autumn, breathing, carsick, connections, fall, Garden State Parkway, happiness, humor, inspiration, life, love, magic, mindfulness, painting, peace, photography, presence, singing, travel, wisdom, wonder, writing, yoga
I was the kid who always threw up in the car. I’ve always been a bit prone to drama; a girl who experiences life in the extremes, so it makes sense I would have to spice up boring rides on the Garden State Parkway. We would drive an hour-and-a-half to visit my grandparents in South Jersey, where my grandmother would allow us to eat way too many desserts (Mania! Excitement! …much to my mother’s chagrin), and I would spend the hour-and-a-half voyage home vomiting (Pits of despair …much to everyone’s chagrin). Aaah, sweet memories of youth.
My poor siblings. As I heaved the day’s sweets from my body (now putridly sour), my sisters and brother would heave their bodies to the “backity-back” of our green Impala station wagon, hoping to avoid impact. But no one could avoid the smell. If the sick had to happen at all, we all hoped Dad would pull over in time, or that at least we would be in the 130’s on the Garden State Parkway, closer to home than not. I learned to breathe deeply in a fervent prayer to ward off the sick, block out the motion of the car, and imagine myself safe and cozy in my bed, finally able to put the harrowing ride behind me. It’s no wonder the novelty of the journey was lost on me at a young age, but it did make for a fabulous adventure story, rife with suspense, “Will they make it home before impact? Will she be able to overcome the nausea and save the car from eminent disaster? Stay tuned…”
As the years have gone by, I have learned to cope, mostly by sleeping in the car. I once slept through an entire fourteen-hour drive from Indianapolis to New Jersey. I suppose sleeping beats the alternative, but the truth is, sleeping through the journey doesn’t seem to be an ideal way to travel, either. Sleeping numbs you to the negatives, but you also miss the good parts: good music on the stereo, scenery, conversation, or quiet time with one’s thoughts. I don’t want to sleep through the twists and turns, the scenery or the traffic jams. I don’t want to be locked in a metal box, stuck in traffic with fighting children, either, but I am trying to be more present for both the good and bad parts. I keep reminding myself that simple interactions with life’s traveling companions are not something to “get over with.” I try to remember I don’t always need to be chasing something bigger or better – anxiously looking toward a destination. Sometimes it’s OK to just quietly enjoy the ride.
Remember when folks talked about “Sunday drives” as recreation? The “good old days,” when people actually sat in the car for no other reason than to drive through the countryside?

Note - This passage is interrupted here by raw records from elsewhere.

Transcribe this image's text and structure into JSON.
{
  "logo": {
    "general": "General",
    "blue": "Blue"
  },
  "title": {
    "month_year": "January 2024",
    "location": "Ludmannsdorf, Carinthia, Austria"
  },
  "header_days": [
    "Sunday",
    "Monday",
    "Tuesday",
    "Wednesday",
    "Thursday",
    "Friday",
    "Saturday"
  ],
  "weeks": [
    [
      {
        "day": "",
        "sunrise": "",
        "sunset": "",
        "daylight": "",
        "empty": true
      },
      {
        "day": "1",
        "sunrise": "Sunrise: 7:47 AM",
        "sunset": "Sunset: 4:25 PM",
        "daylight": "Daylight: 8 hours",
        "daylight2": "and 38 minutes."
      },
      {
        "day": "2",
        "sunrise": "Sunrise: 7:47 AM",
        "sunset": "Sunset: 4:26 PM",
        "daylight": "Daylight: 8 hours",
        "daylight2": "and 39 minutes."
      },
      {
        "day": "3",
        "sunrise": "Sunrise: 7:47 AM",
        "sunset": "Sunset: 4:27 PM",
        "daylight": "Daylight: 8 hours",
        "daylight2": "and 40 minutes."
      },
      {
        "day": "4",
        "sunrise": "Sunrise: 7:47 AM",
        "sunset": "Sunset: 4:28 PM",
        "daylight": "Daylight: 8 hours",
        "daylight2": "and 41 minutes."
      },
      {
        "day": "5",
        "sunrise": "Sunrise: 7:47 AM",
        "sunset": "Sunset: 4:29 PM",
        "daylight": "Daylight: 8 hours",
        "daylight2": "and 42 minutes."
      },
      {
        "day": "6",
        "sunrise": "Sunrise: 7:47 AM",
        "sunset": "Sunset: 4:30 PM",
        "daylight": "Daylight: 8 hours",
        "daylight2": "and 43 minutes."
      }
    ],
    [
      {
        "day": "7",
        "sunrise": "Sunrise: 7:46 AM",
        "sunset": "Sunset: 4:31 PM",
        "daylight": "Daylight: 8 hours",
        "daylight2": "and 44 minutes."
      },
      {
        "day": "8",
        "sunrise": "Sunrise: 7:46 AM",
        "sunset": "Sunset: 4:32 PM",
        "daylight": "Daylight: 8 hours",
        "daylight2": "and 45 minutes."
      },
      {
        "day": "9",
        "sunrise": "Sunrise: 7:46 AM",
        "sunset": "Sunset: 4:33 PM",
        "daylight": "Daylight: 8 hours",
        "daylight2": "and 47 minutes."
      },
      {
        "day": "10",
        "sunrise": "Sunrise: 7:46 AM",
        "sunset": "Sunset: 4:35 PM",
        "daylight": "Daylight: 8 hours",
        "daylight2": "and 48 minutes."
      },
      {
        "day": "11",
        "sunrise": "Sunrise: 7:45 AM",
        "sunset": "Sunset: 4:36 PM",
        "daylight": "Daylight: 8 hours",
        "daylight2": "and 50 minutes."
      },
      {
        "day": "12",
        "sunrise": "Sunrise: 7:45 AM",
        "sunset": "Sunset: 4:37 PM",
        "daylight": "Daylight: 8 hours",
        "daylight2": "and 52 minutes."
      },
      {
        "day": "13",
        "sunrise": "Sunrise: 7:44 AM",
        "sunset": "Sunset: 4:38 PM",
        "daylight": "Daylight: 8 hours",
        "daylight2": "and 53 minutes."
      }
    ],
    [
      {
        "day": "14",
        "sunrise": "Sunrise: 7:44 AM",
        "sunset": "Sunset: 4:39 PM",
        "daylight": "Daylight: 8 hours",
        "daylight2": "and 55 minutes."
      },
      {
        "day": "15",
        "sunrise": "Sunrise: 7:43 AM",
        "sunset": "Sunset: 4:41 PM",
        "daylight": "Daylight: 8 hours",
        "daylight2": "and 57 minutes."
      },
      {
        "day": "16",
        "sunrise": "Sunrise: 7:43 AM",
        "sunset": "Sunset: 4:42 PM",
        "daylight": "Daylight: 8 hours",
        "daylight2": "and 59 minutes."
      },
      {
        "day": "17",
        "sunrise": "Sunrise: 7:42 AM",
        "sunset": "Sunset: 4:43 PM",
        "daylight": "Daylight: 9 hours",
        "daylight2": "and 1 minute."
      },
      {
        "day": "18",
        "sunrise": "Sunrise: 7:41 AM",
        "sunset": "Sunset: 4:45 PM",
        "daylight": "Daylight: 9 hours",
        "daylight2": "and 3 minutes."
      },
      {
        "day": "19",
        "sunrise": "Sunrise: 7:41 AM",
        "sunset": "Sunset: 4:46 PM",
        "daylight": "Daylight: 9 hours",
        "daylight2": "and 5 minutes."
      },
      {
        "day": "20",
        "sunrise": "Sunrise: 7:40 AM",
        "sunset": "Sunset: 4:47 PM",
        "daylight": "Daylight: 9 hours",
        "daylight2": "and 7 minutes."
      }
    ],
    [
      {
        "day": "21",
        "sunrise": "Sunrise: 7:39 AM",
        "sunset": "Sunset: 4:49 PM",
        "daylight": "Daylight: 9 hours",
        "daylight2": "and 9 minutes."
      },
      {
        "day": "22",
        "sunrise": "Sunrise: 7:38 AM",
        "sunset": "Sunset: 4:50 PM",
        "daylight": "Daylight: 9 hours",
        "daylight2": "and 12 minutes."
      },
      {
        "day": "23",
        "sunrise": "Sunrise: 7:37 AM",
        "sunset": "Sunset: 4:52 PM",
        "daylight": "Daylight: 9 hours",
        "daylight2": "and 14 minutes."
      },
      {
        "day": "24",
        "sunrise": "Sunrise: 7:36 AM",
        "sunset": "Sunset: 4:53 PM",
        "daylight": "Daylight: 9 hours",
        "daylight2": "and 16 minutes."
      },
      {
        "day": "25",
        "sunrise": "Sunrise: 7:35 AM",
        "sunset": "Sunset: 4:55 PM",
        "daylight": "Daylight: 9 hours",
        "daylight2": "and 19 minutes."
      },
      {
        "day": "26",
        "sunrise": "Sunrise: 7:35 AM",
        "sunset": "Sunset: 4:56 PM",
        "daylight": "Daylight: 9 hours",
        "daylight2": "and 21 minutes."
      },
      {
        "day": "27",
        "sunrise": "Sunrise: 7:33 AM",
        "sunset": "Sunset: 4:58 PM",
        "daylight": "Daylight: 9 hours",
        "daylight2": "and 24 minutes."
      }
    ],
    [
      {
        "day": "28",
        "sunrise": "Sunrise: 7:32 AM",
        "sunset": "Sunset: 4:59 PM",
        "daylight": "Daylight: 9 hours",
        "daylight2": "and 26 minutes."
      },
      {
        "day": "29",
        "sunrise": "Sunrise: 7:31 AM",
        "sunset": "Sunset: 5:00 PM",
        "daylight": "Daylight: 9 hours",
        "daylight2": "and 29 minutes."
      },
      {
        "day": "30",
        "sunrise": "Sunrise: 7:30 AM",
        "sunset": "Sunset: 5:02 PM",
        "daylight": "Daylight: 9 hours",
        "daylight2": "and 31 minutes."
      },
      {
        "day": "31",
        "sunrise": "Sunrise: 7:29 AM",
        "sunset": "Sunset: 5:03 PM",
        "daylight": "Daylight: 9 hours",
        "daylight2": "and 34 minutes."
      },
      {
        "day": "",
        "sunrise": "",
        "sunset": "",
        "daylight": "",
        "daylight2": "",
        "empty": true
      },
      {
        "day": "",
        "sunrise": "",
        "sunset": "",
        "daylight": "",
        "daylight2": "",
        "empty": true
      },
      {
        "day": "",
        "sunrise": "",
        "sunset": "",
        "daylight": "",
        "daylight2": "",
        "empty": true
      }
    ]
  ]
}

The destination didn’t matter – moving through space and admiring the day mattered. When did that cease to be? No one wants to just be in the car anymore – we complain about how long it takes to get places, about traffic. We constantly ask, “What’s next?” rather than just being where we are, noticing what’s now.
So my goal, in life as well as in the car, is to breathe in traffic jams; to sit comfortably and still during long, flat stretches, using these times as an excuse to turn the music up and sing out loud, or to reflect, or to dream. Every now and then, I stop and just scan my senses: What am I seeing? Hearing? Smelling? Feeling? No analysis, just noticing. These are the times I remember you can smell fall; the times when the oranges and reds of the trees I pass by are just so impossibly beautiful, I think I might burst. Anything can have an aspect of wonder if you take the time to notice it. There is an impulse to try to capture it – with words, in a photo or a painting. But really, that’s another way of denying a life of presence, too. Sometimes I get just as anxious about the fall turning to winter too quickly as I do about the approach of nausea and angst. I have to remind myself for the umpteenth time that everything is fleetingly temporary; which offers both relief and a little melancholy, depending on the situation.
Are we there yet? We’re never there. And that’s OK. The time between here and there will pass whether we allow ourselves to worry and fret about it or not. We can find peace in the knowledge that we are always right here, right now; right where we are supposed to be.
Garden State Parkway Photo © http://media.lehighvalleylive.com